H.R. 2426/S. 1273, the Copyright Alternative in Small-Claims Enforcement (or CASE) Act, should set off your alarm bells first with the tortured acronym of its title and then with the word "alternative," because guess what "alternative" they're talking about? That's right, an "alternative" to settling small copyright-related claims in a court of law! Why our courts and our laws never seem to be good enough for our politicians I'll never know, but the CASE Act would let "claims officers" in our Copyright Office to hear copyright complaints and assess fines -- which would essentially enable copyright trolls to stamp copyrights on everything that ain't nailed down and then get an expedited hearing about the matter which will almost certainly go in their favor.
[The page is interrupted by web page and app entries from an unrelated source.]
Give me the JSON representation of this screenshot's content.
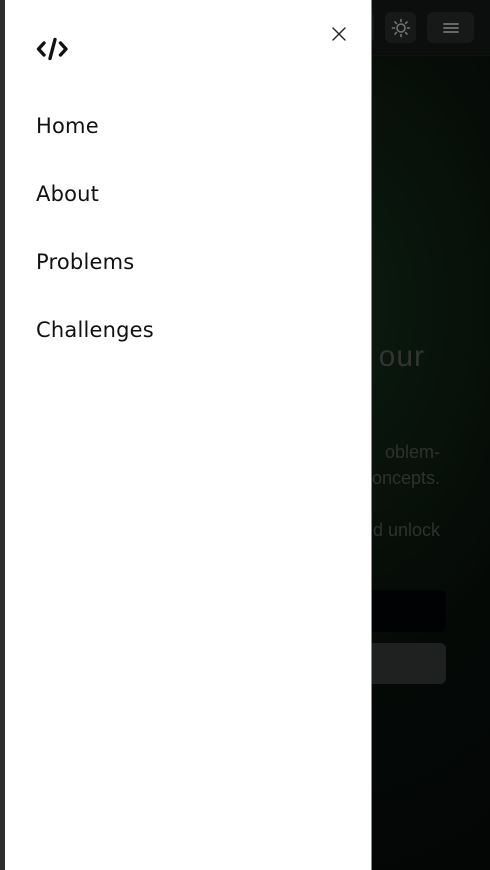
{
  "drawer": {
    "logo_icon": "code-brackets-icon",
    "close_icon": "close-icon",
    "nav_items": [
      {
        "label": "Home"
      },
      {
        "label": "About"
      },
      {
        "label": "Problems"
      },
      {
        "label": "Challenges"
      }
    ]
  },
  "background": {
    "header": {
      "theme_icon": "sun-icon",
      "menu_icon": "hamburger-icon"
    },
    "hero": {
      "title_fragment": "our",
      "line1_fragment": "oblem-",
      "line2_fragment": "oncepts.",
      "line3_fragment": "d unlock"
    }
  },
  "colors": {
    "drawer_bg": "#ffffff",
    "text": "#111111",
    "background_dark": "#0b0f0c",
    "header_button": "#2a2c2c"
  }
}
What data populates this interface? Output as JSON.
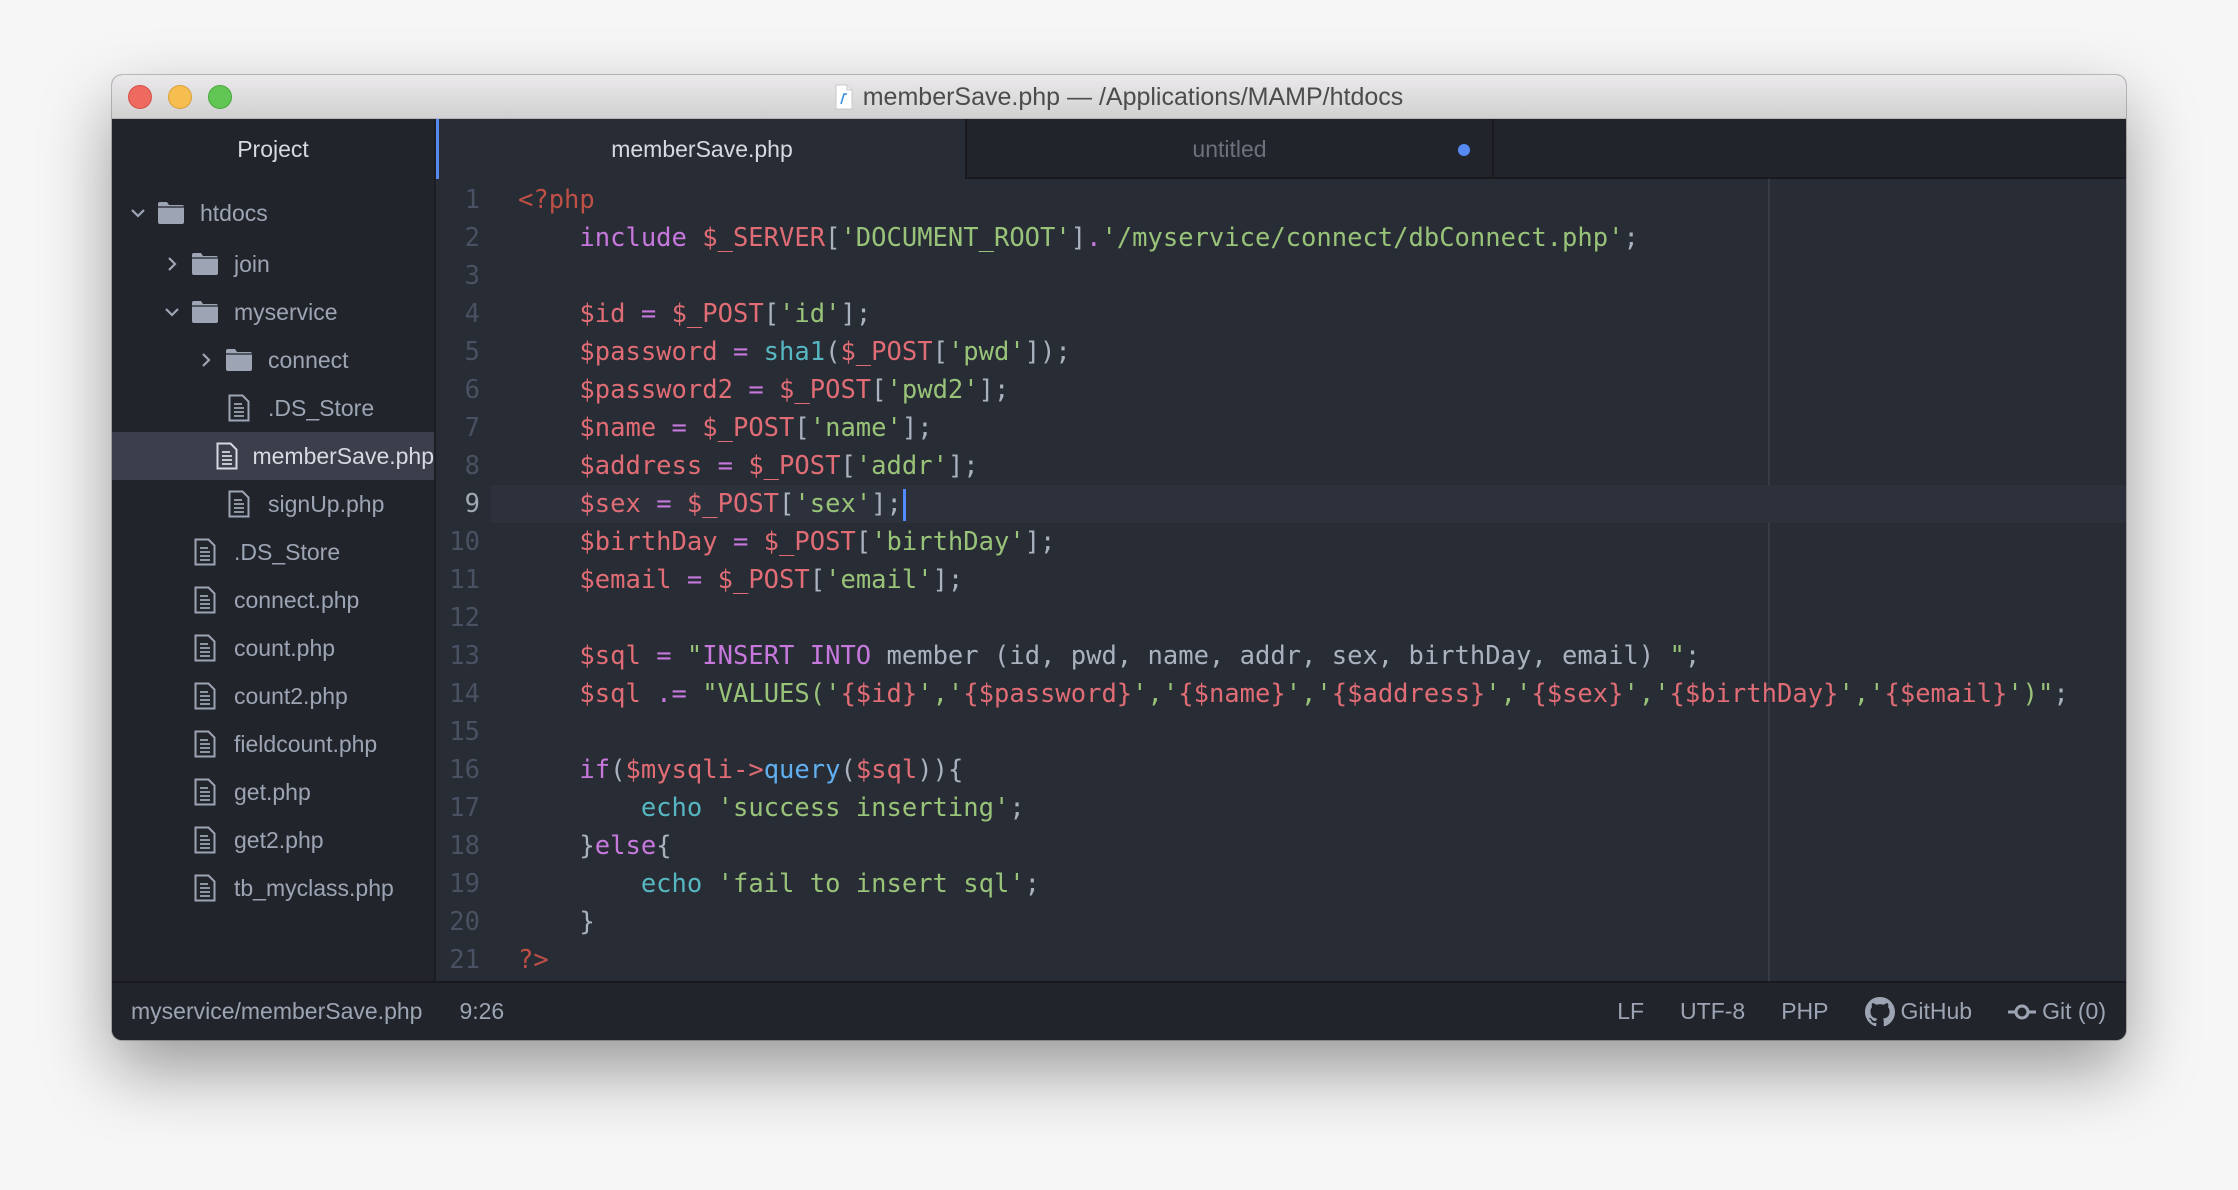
{
  "window": {
    "title": "memberSave.php — /Applications/MAMP/htdocs"
  },
  "sidebar": {
    "header": "Project",
    "tree": [
      {
        "label": "htdocs",
        "type": "folder",
        "level": 0,
        "expanded": true
      },
      {
        "label": "join",
        "type": "folder",
        "level": 1,
        "expanded": false
      },
      {
        "label": "myservice",
        "type": "folder",
        "level": 1,
        "expanded": true
      },
      {
        "label": "connect",
        "type": "folder",
        "level": 2,
        "expanded": false
      },
      {
        "label": ".DS_Store",
        "type": "file",
        "level": 2
      },
      {
        "label": "memberSave.php",
        "type": "file",
        "level": 2,
        "selected": true
      },
      {
        "label": "signUp.php",
        "type": "file",
        "level": 2
      },
      {
        "label": ".DS_Store",
        "type": "file",
        "level": 1
      },
      {
        "label": "connect.php",
        "type": "file",
        "level": 1
      },
      {
        "label": "count.php",
        "type": "file",
        "level": 1
      },
      {
        "label": "count2.php",
        "type": "file",
        "level": 1
      },
      {
        "label": "fieldcount.php",
        "type": "file",
        "level": 1
      },
      {
        "label": "get.php",
        "type": "file",
        "level": 1
      },
      {
        "label": "get2.php",
        "type": "file",
        "level": 1
      },
      {
        "label": "tb_myclass.php",
        "type": "file",
        "level": 1
      }
    ]
  },
  "tabs": [
    {
      "label": "memberSave.php",
      "active": true,
      "modified": false
    },
    {
      "label": "untitled",
      "active": false,
      "modified": true
    }
  ],
  "editor": {
    "cursor_line": 9,
    "lines": [
      [
        [
          "t-tag",
          "<?php"
        ]
      ],
      [
        [
          "t-pun",
          "    "
        ],
        [
          "t-kw",
          "include"
        ],
        [
          "t-pun",
          " "
        ],
        [
          "t-var",
          "$_SERVER"
        ],
        [
          "t-pun",
          "["
        ],
        [
          "t-str",
          "'DOCUMENT_ROOT'"
        ],
        [
          "t-pun",
          "]"
        ],
        [
          "t-op",
          "."
        ],
        [
          "t-str",
          "'/myservice/connect/dbConnect.php'"
        ],
        [
          "t-pun",
          ";"
        ]
      ],
      [],
      [
        [
          "t-pun",
          "    "
        ],
        [
          "t-var",
          "$id"
        ],
        [
          "t-pun",
          " "
        ],
        [
          "t-op",
          "="
        ],
        [
          "t-pun",
          " "
        ],
        [
          "t-var",
          "$_POST"
        ],
        [
          "t-pun",
          "["
        ],
        [
          "t-str",
          "'id'"
        ],
        [
          "t-pun",
          "];"
        ]
      ],
      [
        [
          "t-pun",
          "    "
        ],
        [
          "t-var",
          "$password"
        ],
        [
          "t-pun",
          " "
        ],
        [
          "t-op",
          "="
        ],
        [
          "t-pun",
          " "
        ],
        [
          "t-fn",
          "sha1"
        ],
        [
          "t-pun",
          "("
        ],
        [
          "t-var",
          "$_POST"
        ],
        [
          "t-pun",
          "["
        ],
        [
          "t-str",
          "'pwd'"
        ],
        [
          "t-pun",
          "]);"
        ]
      ],
      [
        [
          "t-pun",
          "    "
        ],
        [
          "t-var",
          "$password2"
        ],
        [
          "t-pun",
          " "
        ],
        [
          "t-op",
          "="
        ],
        [
          "t-pun",
          " "
        ],
        [
          "t-var",
          "$_POST"
        ],
        [
          "t-pun",
          "["
        ],
        [
          "t-str",
          "'pwd2'"
        ],
        [
          "t-pun",
          "];"
        ]
      ],
      [
        [
          "t-pun",
          "    "
        ],
        [
          "t-var",
          "$name"
        ],
        [
          "t-pun",
          " "
        ],
        [
          "t-op",
          "="
        ],
        [
          "t-pun",
          " "
        ],
        [
          "t-var",
          "$_POST"
        ],
        [
          "t-pun",
          "["
        ],
        [
          "t-str",
          "'name'"
        ],
        [
          "t-pun",
          "];"
        ]
      ],
      [
        [
          "t-pun",
          "    "
        ],
        [
          "t-var",
          "$address"
        ],
        [
          "t-pun",
          " "
        ],
        [
          "t-op",
          "="
        ],
        [
          "t-pun",
          " "
        ],
        [
          "t-var",
          "$_POST"
        ],
        [
          "t-pun",
          "["
        ],
        [
          "t-str",
          "'addr'"
        ],
        [
          "t-pun",
          "];"
        ]
      ],
      [
        [
          "t-pun",
          "    "
        ],
        [
          "t-var",
          "$sex"
        ],
        [
          "t-pun",
          " "
        ],
        [
          "t-op",
          "="
        ],
        [
          "t-pun",
          " "
        ],
        [
          "t-var",
          "$_POST"
        ],
        [
          "t-pun",
          "["
        ],
        [
          "t-str",
          "'sex'"
        ],
        [
          "t-pun",
          "];"
        ]
      ],
      [
        [
          "t-pun",
          "    "
        ],
        [
          "t-var",
          "$birthDay"
        ],
        [
          "t-pun",
          " "
        ],
        [
          "t-op",
          "="
        ],
        [
          "t-pun",
          " "
        ],
        [
          "t-var",
          "$_POST"
        ],
        [
          "t-pun",
          "["
        ],
        [
          "t-str",
          "'birthDay'"
        ],
        [
          "t-pun",
          "];"
        ]
      ],
      [
        [
          "t-pun",
          "    "
        ],
        [
          "t-var",
          "$email"
        ],
        [
          "t-pun",
          " "
        ],
        [
          "t-op",
          "="
        ],
        [
          "t-pun",
          " "
        ],
        [
          "t-var",
          "$_POST"
        ],
        [
          "t-pun",
          "["
        ],
        [
          "t-str",
          "'email'"
        ],
        [
          "t-pun",
          "];"
        ]
      ],
      [],
      [
        [
          "t-pun",
          "    "
        ],
        [
          "t-var",
          "$sql"
        ],
        [
          "t-pun",
          " "
        ],
        [
          "t-op",
          "="
        ],
        [
          "t-pun",
          " "
        ],
        [
          "t-str",
          "\""
        ],
        [
          "t-kw",
          "INSERT INTO"
        ],
        [
          "t-pun",
          " member (id, pwd, name, addr, sex, birthDay, email) "
        ],
        [
          "t-str",
          "\""
        ],
        [
          "t-pun",
          ";"
        ]
      ],
      [
        [
          "t-pun",
          "    "
        ],
        [
          "t-var",
          "$sql"
        ],
        [
          "t-pun",
          " "
        ],
        [
          "t-op",
          ".="
        ],
        [
          "t-pun",
          " "
        ],
        [
          "t-str",
          "\"VALUES('"
        ],
        [
          "t-var",
          "{$id}"
        ],
        [
          "t-str",
          "','"
        ],
        [
          "t-var",
          "{$password}"
        ],
        [
          "t-str",
          "','"
        ],
        [
          "t-var",
          "{$name}"
        ],
        [
          "t-str",
          "','"
        ],
        [
          "t-var",
          "{$address}"
        ],
        [
          "t-str",
          "','"
        ],
        [
          "t-var",
          "{$sex}"
        ],
        [
          "t-str",
          "','"
        ],
        [
          "t-var",
          "{$birthDay}"
        ],
        [
          "t-str",
          "','"
        ],
        [
          "t-var",
          "{$email}"
        ],
        [
          "t-str",
          "')\""
        ],
        [
          "t-pun",
          ";"
        ]
      ],
      [],
      [
        [
          "t-pun",
          "    "
        ],
        [
          "t-kw",
          "if"
        ],
        [
          "t-pun",
          "("
        ],
        [
          "t-var",
          "$mysqli"
        ],
        [
          "t-var",
          "->"
        ],
        [
          "t-meth",
          "query"
        ],
        [
          "t-pun",
          "("
        ],
        [
          "t-var",
          "$sql"
        ],
        [
          "t-pun",
          ")){"
        ]
      ],
      [
        [
          "t-pun",
          "        "
        ],
        [
          "t-fn",
          "echo"
        ],
        [
          "t-pun",
          " "
        ],
        [
          "t-str",
          "'success inserting'"
        ],
        [
          "t-pun",
          ";"
        ]
      ],
      [
        [
          "t-pun",
          "    }"
        ],
        [
          "t-kw",
          "else"
        ],
        [
          "t-pun",
          "{"
        ]
      ],
      [
        [
          "t-pun",
          "        "
        ],
        [
          "t-fn",
          "echo"
        ],
        [
          "t-pun",
          " "
        ],
        [
          "t-str",
          "'fail to insert sql'"
        ],
        [
          "t-pun",
          ";"
        ]
      ],
      [
        [
          "t-pun",
          "    }"
        ]
      ],
      [
        [
          "t-tag",
          "?>"
        ]
      ]
    ]
  },
  "statusbar": {
    "file_path": "myservice/memberSave.php",
    "cursor_position": "9:26",
    "line_ending": "LF",
    "encoding": "UTF-8",
    "grammar": "PHP",
    "github_label": "GitHub",
    "git_label": "Git (0)"
  },
  "colors": {
    "accent": "#568af2",
    "editor_bg": "#282c34",
    "panel_bg": "#21252b"
  }
}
There's a reason they might not try that in an actual court of law, you know. Thus the Electronic Frontier Foundation helps you tell your Congressfolk to protect law and order by rejecting the CASE Act.
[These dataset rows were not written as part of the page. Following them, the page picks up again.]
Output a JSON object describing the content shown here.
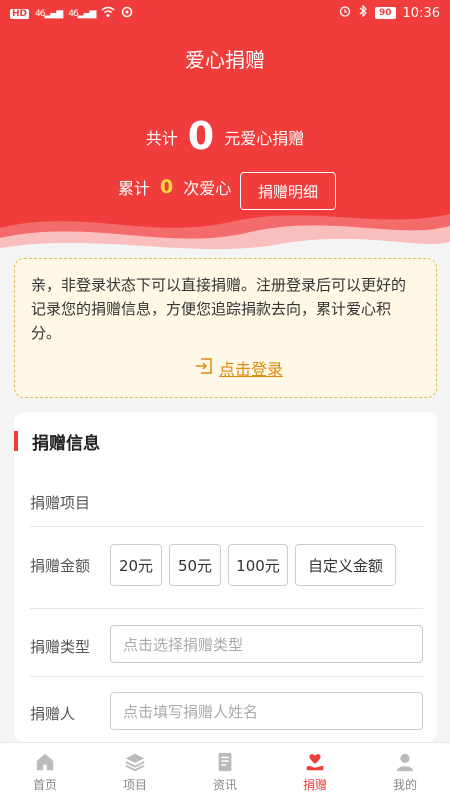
{
  "status_bar": {
    "carrier_badge": "HD",
    "signal1": "46",
    "signal2": "46",
    "battery": "90",
    "time": "10:36"
  },
  "header": {
    "title": "爱心捐赠",
    "total_prefix": "共计",
    "total_amount": "0",
    "total_suffix": "元爱心捐赠",
    "count_prefix": "累计",
    "count_value": "0",
    "count_suffix": "次爱心",
    "detail_button": "捐赠明细"
  },
  "notice": {
    "text": "亲，非登录状态下可以直接捐赠。注册登录后可以更好的记录您的捐赠信息，方便您追踪捐款去向，累计爱心积分。",
    "login_link": "点击登录"
  },
  "form": {
    "section_title": "捐赠信息",
    "project_label": "捐赠项目",
    "amount_label": "捐赠金额",
    "amount_options": [
      "20元",
      "50元",
      "100元",
      "自定义金额"
    ],
    "type_label": "捐赠类型",
    "type_placeholder": "点击选择捐赠类型",
    "donor_label": "捐赠人",
    "donor_placeholder": "点击填写捐赠人姓名"
  },
  "tabbar": {
    "items": [
      "首页",
      "项目",
      "资讯",
      "捐赠",
      "我的"
    ],
    "active": "捐赠"
  },
  "colors": {
    "primary": "#f13c3c",
    "highlight": "#ffd93a",
    "link": "#e08a10"
  }
}
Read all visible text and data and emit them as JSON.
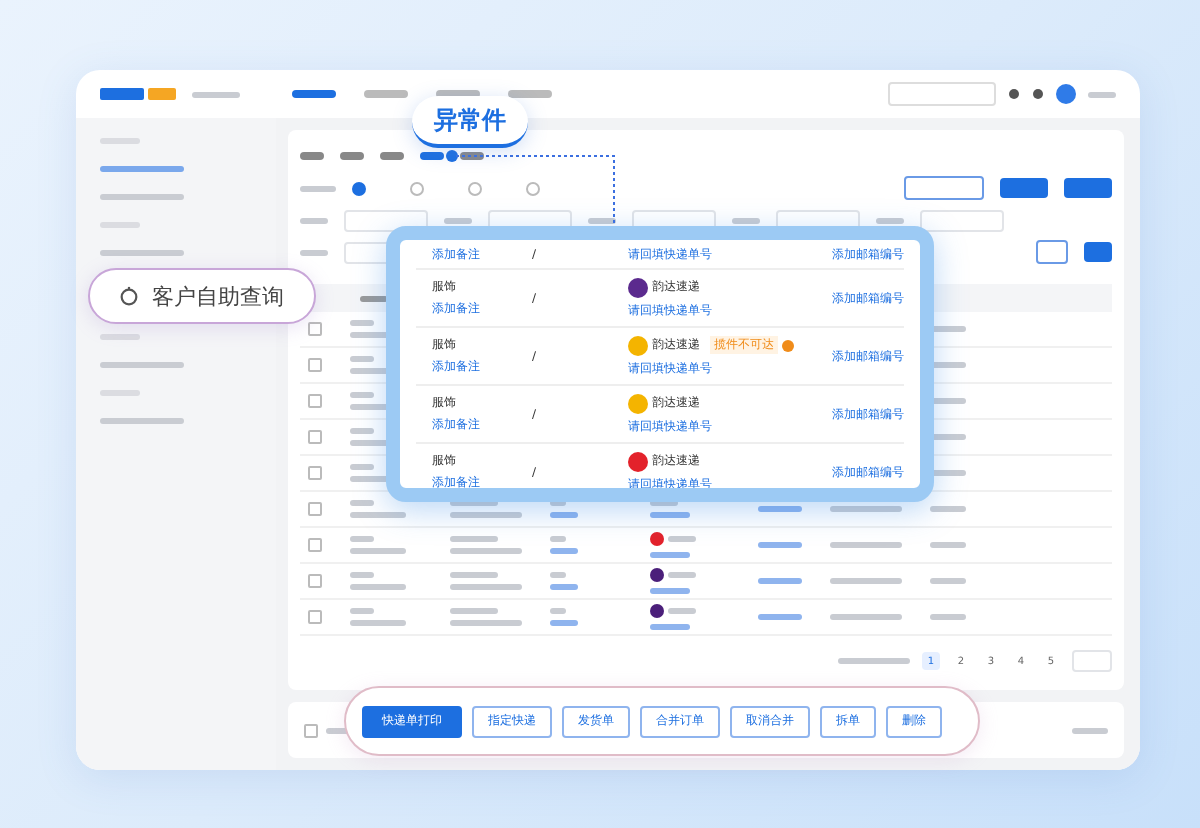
{
  "nav_tabs": [
    {
      "selected": true
    },
    {
      "selected": false
    },
    {
      "selected": false
    },
    {
      "selected": false
    }
  ],
  "filter_tabs": [
    {
      "selected": false
    },
    {
      "selected": false
    },
    {
      "selected": false
    },
    {
      "selected": true
    },
    {
      "selected": false
    }
  ],
  "radios": [
    {
      "selected": true
    },
    {
      "selected": false
    },
    {
      "selected": false
    },
    {
      "selected": false
    }
  ],
  "highlight_tab": {
    "label": "异常件"
  },
  "self_service": {
    "label": "客户自助查询"
  },
  "popup": {
    "rows": [
      {
        "kind": "partial",
        "note_link": "添加备注",
        "separator": "/",
        "tracking_link": "请回填快递单号",
        "action": "添加邮箱编号"
      },
      {
        "kind": "full",
        "category": "服饰",
        "note_link": "添加备注",
        "separator": "/",
        "courier": "韵达速递",
        "color": "#5b2a8e",
        "tracking_link": "请回填快递单号",
        "action": "添加邮箱编号"
      },
      {
        "kind": "full",
        "category": "服饰",
        "note_link": "添加备注",
        "separator": "/",
        "courier": "韵达速递",
        "color": "#f4b400",
        "warning": "揽件不可达",
        "tracking_link": "请回填快递单号",
        "action": "添加邮箱编号"
      },
      {
        "kind": "full",
        "category": "服饰",
        "note_link": "添加备注",
        "separator": "/",
        "courier": "韵达速递",
        "color": "#f4b400",
        "tracking_link": "请回填快递单号",
        "action": "添加邮箱编号"
      },
      {
        "kind": "full",
        "category": "服饰",
        "note_link": "添加备注",
        "separator": "/",
        "courier": "韵达速递",
        "color": "#e3222b",
        "tracking_link": "请回填快递单号",
        "action": "添加邮箱编号"
      }
    ]
  },
  "table": {
    "rows": [
      {
        "checked": false
      },
      {
        "checked": false
      },
      {
        "checked": false
      },
      {
        "checked": false
      },
      {
        "checked": false
      },
      {
        "checked": false
      },
      {
        "checked": false,
        "color": "#e3222b"
      },
      {
        "checked": false,
        "color": "#4b1f7a"
      },
      {
        "checked": false,
        "color": "#4b1f7a"
      }
    ]
  },
  "pagination": {
    "pages": [
      {
        "label": "1",
        "selected": true
      },
      {
        "label": "2",
        "selected": false
      },
      {
        "label": "3",
        "selected": false
      },
      {
        "label": "4",
        "selected": false
      },
      {
        "label": "5",
        "selected": false
      }
    ]
  },
  "select_all": {
    "checked": false
  },
  "actions": [
    {
      "label": "快递单打印",
      "primary": true
    },
    {
      "label": "指定快递",
      "primary": false
    },
    {
      "label": "发货单",
      "primary": false
    },
    {
      "label": "合并订单",
      "primary": false
    },
    {
      "label": "取消合并",
      "primary": false
    },
    {
      "label": "拆单",
      "primary": false
    },
    {
      "label": "删除",
      "primary": false
    }
  ]
}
Meanwhile, if you've missed previous opportunities to tell your Congressfolk to close corporate tax loopholes that benefit for-profit private prison corporations, then Daily Kos still helps you do that. S. 1827, the Ending Tax Breaks for Private Prisons Act, would prevent corporations that operate prisons from being able to call themselves a real estate investment trust (or REIT) subsidiary, which sure sounds like a loophole even if you've never heard of a REIT before. A REIT is, per section 856 of our Internal Revenue Code, "any corporation, trust or association that acts as an investment agent specializing in real estate and real estate mortgages"; mainly that means office complexes, shopping centers, and apartment buildings, but private prison corporations? That sure does seem to violate the spirit, if not the letter, of the law, and we could put "following the spirit of the law" another way: doing the right thing.